It is important to evaluate the quality of information provided by any resource that you use, but this is particularly so for websites. Since any person or organization can create a website, the user must take on the responsibility for determining the accuracy and relevance of the material on that site. This page serves as a guide to help you evaluate websites.
Use the ABC test to help you determine the credibility of a website.
Who is the author, publisher, source, or sponsor?
What are the author's credentials or organizational affiliations?
Is the author qualified to write on the topic?
What do other scholars, professionals, instructors, etc. have to say about the author of the website?
Is there contact information such as a publisher or e-mail address?
What is the purpose of the information? Is it to inform, to teach, to sell, to entertain?
Do the authors or sponsors make their intentions or purpose clear?
Is the information fact, opinion, or propaganda?
Does the point of view appear objective and impartial?
When was the information published or posted?
Has the information been revised or updated?
Does your topic require current information, or will older sources work?
Are the links functional?
Look at the web address for clues about the quality of the information. The last part of a website address is the domain suffix and can give you an idea about the quality of the site. Some common examples are .com, .org, .edu, and .gov.

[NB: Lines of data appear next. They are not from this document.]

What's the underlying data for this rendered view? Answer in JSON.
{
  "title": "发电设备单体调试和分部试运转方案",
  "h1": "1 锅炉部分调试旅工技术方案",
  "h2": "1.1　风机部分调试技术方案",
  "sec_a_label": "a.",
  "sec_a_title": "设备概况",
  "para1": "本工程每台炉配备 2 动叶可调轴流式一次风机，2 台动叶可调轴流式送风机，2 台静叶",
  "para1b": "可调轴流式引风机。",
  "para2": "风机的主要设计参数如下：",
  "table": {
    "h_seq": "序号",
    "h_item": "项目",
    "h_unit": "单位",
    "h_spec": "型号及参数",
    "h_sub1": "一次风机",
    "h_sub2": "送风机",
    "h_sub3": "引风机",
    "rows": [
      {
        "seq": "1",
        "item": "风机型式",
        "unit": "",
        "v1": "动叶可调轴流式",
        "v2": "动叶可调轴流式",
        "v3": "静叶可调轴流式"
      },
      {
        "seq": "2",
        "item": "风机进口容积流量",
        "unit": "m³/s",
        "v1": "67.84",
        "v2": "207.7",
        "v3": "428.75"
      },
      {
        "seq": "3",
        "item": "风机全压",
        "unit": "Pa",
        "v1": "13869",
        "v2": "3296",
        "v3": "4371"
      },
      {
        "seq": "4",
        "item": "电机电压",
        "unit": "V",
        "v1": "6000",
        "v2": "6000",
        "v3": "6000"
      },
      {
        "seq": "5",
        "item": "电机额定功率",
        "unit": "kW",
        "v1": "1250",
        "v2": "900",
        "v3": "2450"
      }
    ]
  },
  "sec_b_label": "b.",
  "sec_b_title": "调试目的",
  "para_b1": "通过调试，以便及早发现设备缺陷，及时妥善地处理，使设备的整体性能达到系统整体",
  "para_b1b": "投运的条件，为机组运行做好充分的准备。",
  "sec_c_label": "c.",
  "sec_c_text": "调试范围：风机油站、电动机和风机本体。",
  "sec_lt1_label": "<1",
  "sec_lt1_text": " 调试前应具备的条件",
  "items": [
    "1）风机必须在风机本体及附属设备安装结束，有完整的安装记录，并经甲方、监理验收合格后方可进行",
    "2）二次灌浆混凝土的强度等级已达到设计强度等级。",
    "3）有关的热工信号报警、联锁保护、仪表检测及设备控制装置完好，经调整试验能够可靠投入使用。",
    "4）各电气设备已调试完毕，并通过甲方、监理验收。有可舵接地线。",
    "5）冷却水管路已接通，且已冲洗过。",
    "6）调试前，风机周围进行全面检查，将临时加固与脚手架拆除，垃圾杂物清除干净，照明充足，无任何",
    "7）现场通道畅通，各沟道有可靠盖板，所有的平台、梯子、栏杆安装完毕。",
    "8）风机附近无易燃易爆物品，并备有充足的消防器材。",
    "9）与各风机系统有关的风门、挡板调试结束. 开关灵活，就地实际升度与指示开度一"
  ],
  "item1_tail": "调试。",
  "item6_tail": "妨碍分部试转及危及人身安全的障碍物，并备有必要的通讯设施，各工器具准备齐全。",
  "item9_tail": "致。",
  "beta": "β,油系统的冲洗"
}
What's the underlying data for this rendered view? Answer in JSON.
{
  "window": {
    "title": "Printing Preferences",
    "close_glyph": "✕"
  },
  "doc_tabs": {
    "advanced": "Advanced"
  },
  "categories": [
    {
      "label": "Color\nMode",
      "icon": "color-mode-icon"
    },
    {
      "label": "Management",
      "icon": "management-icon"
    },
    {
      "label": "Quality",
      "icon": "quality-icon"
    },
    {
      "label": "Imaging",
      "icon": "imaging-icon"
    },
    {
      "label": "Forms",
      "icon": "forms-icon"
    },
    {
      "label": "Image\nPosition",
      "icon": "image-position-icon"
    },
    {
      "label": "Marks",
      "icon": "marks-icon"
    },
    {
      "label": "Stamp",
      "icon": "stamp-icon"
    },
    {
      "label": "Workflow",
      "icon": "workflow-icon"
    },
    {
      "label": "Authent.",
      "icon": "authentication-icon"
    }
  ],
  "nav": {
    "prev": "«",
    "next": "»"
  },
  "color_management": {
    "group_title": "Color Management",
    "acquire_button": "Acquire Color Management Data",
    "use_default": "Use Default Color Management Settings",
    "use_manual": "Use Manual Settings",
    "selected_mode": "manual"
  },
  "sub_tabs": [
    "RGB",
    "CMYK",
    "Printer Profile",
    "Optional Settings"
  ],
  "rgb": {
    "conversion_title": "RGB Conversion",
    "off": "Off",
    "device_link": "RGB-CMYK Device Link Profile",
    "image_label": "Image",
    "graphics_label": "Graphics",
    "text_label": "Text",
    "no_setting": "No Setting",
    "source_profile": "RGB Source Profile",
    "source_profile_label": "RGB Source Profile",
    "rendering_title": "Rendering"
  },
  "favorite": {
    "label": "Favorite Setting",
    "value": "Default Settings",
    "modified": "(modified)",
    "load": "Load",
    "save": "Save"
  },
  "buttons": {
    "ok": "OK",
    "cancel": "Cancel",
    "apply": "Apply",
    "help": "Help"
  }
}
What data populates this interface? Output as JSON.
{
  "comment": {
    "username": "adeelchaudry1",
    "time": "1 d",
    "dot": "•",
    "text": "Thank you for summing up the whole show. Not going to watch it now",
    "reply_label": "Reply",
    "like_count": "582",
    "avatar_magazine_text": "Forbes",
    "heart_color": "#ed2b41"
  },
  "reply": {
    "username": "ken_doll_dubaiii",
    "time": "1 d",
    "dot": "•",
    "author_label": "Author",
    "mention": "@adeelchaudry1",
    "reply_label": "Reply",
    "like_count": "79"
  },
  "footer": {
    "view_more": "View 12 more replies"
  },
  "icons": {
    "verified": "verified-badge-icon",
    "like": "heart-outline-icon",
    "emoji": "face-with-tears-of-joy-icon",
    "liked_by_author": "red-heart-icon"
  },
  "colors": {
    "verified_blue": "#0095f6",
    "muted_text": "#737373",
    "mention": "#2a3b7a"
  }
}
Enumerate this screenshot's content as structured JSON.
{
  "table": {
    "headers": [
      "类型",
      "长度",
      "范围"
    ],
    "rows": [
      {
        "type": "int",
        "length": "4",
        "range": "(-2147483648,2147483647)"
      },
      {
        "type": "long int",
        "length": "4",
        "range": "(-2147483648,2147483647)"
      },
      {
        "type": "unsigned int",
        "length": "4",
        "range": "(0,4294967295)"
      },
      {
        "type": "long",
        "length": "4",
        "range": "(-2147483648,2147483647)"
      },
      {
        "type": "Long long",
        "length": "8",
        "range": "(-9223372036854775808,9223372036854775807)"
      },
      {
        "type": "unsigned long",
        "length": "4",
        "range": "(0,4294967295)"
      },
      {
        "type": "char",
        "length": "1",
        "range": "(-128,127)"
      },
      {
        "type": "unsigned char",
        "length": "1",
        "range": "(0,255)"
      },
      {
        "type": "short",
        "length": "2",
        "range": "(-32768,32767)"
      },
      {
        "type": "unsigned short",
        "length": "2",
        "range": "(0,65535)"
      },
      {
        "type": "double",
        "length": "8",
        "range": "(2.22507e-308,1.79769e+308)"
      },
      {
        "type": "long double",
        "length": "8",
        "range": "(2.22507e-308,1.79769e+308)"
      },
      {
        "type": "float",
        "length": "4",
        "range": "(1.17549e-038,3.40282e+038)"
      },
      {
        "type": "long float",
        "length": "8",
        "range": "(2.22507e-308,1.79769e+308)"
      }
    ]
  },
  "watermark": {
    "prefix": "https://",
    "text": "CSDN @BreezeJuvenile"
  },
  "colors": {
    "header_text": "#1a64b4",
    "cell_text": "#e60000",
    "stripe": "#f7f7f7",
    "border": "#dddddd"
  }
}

Restricted top level domains (only qualified entities can use these domains):
Unrestricted top level domains (anyone, good or bad, can use these domains):